PATTERNS OF E-MAIL USE IN A CONVERSATION-BASED TEACHER DEVELOPMENT GROUP
Andrew Topper, GVSU School of Education, United States
Society for Information Technology & Teacher Education International Conference, ISBN 978-1-880094-37-2 Publisher: Association for the Advancement of Computing in Education (AACE), Chesapeake, VA
Telecommunications has been proposed as a way to address the problem of teacher isolation and provide opportunities for teacher professional development. The literature on teachers' use of telecommunication suggests that the medium may be ideal for supporting teacher learning and growth when collegiality in a school is insufficient or unavailable. This study investigated the nature of e-mail use in an established teacher inquiry group focusing on patterns of use and support for individual teacher growth. The results suggest that while telecommunications provides opportunities for teachers to engage in substantive discussions and collaborations with peers who are distant but share interests and curricular work, the actual uses of e-mail and other forms of electronic communication are constrained by a number of factors. These include access, time, shared goals, and interdependence. The results also suggest that even groups that meet the criteria suggested by researchers as essential for success do not guarantee successful use of e-mail for professional development.

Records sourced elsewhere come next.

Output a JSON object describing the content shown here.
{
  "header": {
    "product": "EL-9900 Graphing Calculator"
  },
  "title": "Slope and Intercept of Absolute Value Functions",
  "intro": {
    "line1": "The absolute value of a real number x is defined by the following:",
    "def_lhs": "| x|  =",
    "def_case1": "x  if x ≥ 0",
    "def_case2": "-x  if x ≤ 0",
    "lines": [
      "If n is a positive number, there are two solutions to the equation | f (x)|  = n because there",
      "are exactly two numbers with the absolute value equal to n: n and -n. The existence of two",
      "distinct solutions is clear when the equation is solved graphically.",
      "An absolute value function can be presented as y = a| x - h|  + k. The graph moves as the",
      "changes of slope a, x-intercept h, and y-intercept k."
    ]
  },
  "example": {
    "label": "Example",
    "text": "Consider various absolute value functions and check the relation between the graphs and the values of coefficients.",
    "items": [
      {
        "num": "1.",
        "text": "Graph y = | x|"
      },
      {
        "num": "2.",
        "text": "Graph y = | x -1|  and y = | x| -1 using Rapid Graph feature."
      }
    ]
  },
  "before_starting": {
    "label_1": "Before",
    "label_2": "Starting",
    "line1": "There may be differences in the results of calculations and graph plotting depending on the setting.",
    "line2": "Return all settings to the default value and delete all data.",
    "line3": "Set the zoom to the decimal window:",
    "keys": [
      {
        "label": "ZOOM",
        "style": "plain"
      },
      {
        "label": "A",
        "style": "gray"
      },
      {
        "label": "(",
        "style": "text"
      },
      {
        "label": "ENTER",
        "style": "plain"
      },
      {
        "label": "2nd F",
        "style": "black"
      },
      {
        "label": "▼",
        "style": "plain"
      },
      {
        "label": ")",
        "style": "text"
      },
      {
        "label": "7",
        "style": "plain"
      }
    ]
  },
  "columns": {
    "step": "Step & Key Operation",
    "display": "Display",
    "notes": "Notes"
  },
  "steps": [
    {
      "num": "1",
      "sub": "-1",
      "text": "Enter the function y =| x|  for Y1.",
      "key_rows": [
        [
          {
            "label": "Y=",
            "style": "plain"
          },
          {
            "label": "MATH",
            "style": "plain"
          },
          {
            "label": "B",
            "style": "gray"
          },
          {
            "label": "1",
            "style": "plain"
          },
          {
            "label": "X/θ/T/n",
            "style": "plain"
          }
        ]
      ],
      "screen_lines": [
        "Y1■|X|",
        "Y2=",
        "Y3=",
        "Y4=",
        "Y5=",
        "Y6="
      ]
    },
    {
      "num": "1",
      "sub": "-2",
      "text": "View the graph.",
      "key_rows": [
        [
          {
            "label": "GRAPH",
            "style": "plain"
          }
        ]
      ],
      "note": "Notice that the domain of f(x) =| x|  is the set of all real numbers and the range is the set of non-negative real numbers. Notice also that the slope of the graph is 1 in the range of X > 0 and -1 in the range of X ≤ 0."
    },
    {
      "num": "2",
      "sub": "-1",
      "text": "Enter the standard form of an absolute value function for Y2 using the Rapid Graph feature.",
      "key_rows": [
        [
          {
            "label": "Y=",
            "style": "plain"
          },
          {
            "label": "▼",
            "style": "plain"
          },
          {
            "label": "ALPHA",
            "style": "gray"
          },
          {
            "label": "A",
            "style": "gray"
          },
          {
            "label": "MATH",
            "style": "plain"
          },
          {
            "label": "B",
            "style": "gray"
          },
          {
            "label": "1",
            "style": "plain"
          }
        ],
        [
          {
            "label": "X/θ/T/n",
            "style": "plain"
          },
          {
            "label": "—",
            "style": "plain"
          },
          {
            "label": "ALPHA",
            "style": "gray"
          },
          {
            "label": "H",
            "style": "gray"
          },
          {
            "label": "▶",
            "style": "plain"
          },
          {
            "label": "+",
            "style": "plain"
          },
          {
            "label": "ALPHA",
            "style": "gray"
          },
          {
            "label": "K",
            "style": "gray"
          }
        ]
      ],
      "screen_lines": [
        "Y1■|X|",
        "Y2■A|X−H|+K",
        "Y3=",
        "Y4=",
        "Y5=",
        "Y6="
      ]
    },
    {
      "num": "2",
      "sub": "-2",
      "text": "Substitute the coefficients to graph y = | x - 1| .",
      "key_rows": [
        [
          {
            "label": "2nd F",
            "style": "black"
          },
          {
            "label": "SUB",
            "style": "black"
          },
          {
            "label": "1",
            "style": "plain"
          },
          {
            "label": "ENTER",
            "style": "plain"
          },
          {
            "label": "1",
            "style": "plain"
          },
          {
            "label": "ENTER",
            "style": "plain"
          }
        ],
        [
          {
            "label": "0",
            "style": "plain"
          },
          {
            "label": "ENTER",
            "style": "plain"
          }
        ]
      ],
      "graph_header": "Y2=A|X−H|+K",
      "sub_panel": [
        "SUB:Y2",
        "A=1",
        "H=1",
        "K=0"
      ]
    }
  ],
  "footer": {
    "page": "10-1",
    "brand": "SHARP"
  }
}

Topper, A. (2000). PATTERNS OF E-MAIL USE IN A CONVERSATION-BASED TEACHER DEVELOPMENT GROUP. In D. Willis, J. Price & J. Willis (Eds.), Proceedings of SITE 2000--Society for Information Technology & Teacher Education International Conference (pp. 1668-1671). Chesapeake, VA: Association for the Advancement of Computing in Education (AACE).